Wishing you an Egg-ceptional Month
As we wrap up the first quarter of what was once ‘the new year’, we prepare for the religious holiday of Easter. It’s a great time to reflect upon the last couple of years as we spend valuable time with family. As the pandemic proved, work will wait. During that time it corrects itself and evolves while it awaits our return. Family – they’re the ones that will be there for us once our careers are finished and we transition to those that are new and exciting.
In the spirit of that, I’m going to jump off my soapbox and share the final part of my interview with Wacom Technologies.
As a brief reminder, my career as a forensic artist/forensic facial imaging expert developed concurrent to my police career.
When I completed my last shift on Saturday night July 8th 2008. On Monday morning I was settling into my new role as a forensic facial imaging expert/consultant.
There is much more that goes into what I do. This interview with Wacom provides a glimpse of my career as it continues to evolve and develop.
So, without further delay…
What are your favorite reference books or materials to help you through your process?
My favorite resource is Gary Faigin’s book – Facial Expression. Although we try as forensic artists to neutralize a suspect’s facial expression, people rarely walk around ‘stone-faced’ Gary’s book helps artists understand facial anatomy and expression, particularly the role it plays in displaying emotion.
When did you start creating digital composites and what was your first Wacom tool?
My first pen tablet was a 1990’s era Wacom Graphire.

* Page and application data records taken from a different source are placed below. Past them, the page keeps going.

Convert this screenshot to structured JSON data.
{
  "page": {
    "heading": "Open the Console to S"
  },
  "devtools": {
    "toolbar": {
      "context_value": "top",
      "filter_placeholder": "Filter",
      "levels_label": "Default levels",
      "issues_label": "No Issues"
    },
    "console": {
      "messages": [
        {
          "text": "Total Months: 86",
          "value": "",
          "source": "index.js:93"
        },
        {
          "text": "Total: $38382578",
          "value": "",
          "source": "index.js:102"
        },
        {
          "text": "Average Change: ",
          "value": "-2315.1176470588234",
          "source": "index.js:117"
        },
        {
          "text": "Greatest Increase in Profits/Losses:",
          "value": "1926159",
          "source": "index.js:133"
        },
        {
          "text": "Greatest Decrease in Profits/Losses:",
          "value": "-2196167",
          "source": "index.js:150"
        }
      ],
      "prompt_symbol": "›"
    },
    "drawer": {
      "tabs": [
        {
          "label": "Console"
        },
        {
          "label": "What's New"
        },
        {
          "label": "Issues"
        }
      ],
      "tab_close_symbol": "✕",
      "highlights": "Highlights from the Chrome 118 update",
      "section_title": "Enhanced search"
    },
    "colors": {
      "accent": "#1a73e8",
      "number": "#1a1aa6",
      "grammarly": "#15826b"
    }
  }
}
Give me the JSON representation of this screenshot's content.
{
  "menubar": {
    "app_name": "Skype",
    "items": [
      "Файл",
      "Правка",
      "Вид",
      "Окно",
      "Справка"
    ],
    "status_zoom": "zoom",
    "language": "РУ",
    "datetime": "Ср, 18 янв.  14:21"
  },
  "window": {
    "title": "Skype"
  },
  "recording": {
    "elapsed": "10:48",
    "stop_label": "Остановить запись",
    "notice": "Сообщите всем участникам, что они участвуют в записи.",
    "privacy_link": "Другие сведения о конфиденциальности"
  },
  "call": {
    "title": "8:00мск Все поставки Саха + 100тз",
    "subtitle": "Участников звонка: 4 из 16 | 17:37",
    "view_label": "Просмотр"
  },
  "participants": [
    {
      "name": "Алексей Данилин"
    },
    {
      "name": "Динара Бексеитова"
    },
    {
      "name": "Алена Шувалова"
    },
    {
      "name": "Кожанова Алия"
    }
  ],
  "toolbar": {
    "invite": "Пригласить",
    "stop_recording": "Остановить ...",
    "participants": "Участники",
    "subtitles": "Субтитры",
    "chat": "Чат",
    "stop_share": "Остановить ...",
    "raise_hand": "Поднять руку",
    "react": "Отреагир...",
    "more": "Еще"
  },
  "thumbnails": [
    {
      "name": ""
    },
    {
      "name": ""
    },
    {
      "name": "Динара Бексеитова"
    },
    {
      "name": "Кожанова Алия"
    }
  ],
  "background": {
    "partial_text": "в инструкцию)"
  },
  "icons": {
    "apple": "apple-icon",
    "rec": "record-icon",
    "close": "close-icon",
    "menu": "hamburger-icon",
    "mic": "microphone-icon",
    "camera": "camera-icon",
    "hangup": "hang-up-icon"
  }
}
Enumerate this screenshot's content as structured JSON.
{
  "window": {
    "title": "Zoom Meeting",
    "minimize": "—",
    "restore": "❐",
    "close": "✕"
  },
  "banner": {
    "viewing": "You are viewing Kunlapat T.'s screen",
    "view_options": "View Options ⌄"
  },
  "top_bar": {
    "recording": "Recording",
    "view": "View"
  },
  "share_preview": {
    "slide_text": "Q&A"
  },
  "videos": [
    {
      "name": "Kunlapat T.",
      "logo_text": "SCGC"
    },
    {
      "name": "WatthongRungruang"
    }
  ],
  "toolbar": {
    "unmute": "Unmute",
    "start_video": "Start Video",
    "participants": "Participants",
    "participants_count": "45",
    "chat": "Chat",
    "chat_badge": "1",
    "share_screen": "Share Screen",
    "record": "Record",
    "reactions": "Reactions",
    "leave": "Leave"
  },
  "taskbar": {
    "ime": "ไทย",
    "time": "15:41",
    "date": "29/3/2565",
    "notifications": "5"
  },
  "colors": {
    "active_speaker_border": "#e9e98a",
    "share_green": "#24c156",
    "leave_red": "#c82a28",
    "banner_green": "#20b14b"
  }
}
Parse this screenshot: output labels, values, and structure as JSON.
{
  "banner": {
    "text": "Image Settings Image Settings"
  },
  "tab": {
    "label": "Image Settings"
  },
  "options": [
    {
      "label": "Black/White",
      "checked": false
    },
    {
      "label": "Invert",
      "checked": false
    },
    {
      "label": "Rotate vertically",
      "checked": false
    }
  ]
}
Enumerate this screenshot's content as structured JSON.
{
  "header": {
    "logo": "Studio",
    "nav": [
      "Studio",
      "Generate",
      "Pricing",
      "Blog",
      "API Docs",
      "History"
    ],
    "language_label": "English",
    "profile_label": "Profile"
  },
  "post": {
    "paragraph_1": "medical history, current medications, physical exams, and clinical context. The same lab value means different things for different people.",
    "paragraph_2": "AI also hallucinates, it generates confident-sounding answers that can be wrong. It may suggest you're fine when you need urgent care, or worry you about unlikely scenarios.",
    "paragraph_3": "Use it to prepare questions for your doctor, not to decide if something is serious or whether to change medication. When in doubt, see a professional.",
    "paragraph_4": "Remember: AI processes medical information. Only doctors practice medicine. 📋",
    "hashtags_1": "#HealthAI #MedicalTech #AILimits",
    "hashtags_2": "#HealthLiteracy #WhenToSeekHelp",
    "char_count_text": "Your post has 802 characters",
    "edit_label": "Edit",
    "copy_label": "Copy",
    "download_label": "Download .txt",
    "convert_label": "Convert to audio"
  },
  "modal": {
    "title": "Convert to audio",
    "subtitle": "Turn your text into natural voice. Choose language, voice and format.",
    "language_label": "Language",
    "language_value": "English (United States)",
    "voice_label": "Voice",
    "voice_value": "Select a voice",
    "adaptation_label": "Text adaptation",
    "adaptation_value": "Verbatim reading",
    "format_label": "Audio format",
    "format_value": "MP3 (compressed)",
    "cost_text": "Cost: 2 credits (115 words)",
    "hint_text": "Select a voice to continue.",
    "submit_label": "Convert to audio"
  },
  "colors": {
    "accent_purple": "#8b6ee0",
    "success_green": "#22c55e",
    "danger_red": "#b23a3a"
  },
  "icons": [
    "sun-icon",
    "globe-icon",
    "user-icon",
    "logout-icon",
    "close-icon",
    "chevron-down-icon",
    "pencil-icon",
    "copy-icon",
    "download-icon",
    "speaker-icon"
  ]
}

My full conversion to digital composites came in 2015 when I acquired a Wacom Cintiq Companion for field use and a Wacom 22 HD for studio use.
Both units are used exclusively for creating composite sketches and other forensic art projects.
What is your favorite program to sketch in and why?
Corel Painter is my ‘go-to’ software program for creating composite sketches. I enjoy its range and versatility. I use it in combination with Adobe Photoshop CC. Both programs have specific functions that complement one another and fit well into my workflow.
Is there an advantage to drawing digitally in your field?
I believe using digital tools and software make me a better artist. Wacom products and select software programs help increase my speed and expand my artistic range. I can customize express keys and create libraries of commonly sketched elements.
How long does it usually take to finish a composite?
I sketch quickly, so It typically takes me 60-90 minutes complete a sketch. It’s my opinion that composite sketches are quick sketch character studies, like the process used by those who create movie monsters. The only difference is – the monsters I create are real!
What is it like to see your drawings in comparison to a suspect?
When my sketch resembles a suspect, it’s the best feeling ever. After all these years, I’m still amazed. But it’s a team effort and I will always credit the eyewitness. Without them, my work would not be possible.
What are your top 3 tips for creating accurate portraits without reference?
To create accurate portraits without reference, I recommend you:
- Be an active listener
- Have a good understanding of human anatomy
- Be a patient ‘people person’
What piece of advice would you give to someone interested in forensic facial imaging?
Your best opportunity for success is to become employed by a law enforcement agency.
Although some of the most successful forensic artists began their careers as civilian, freelance artists; it would have been a road more easily travelled if they were already on the ‘team’ in another capacity.
I hope you enjoyed the interview. If you have further questions or commend, drop me a line at: Contact@SketchCop.com.
May’s newsletter could wind up being a surprise for all of us. If you have any suggestions, let me know.
In the meantime, stay safe and be well and of course…keep on sketching!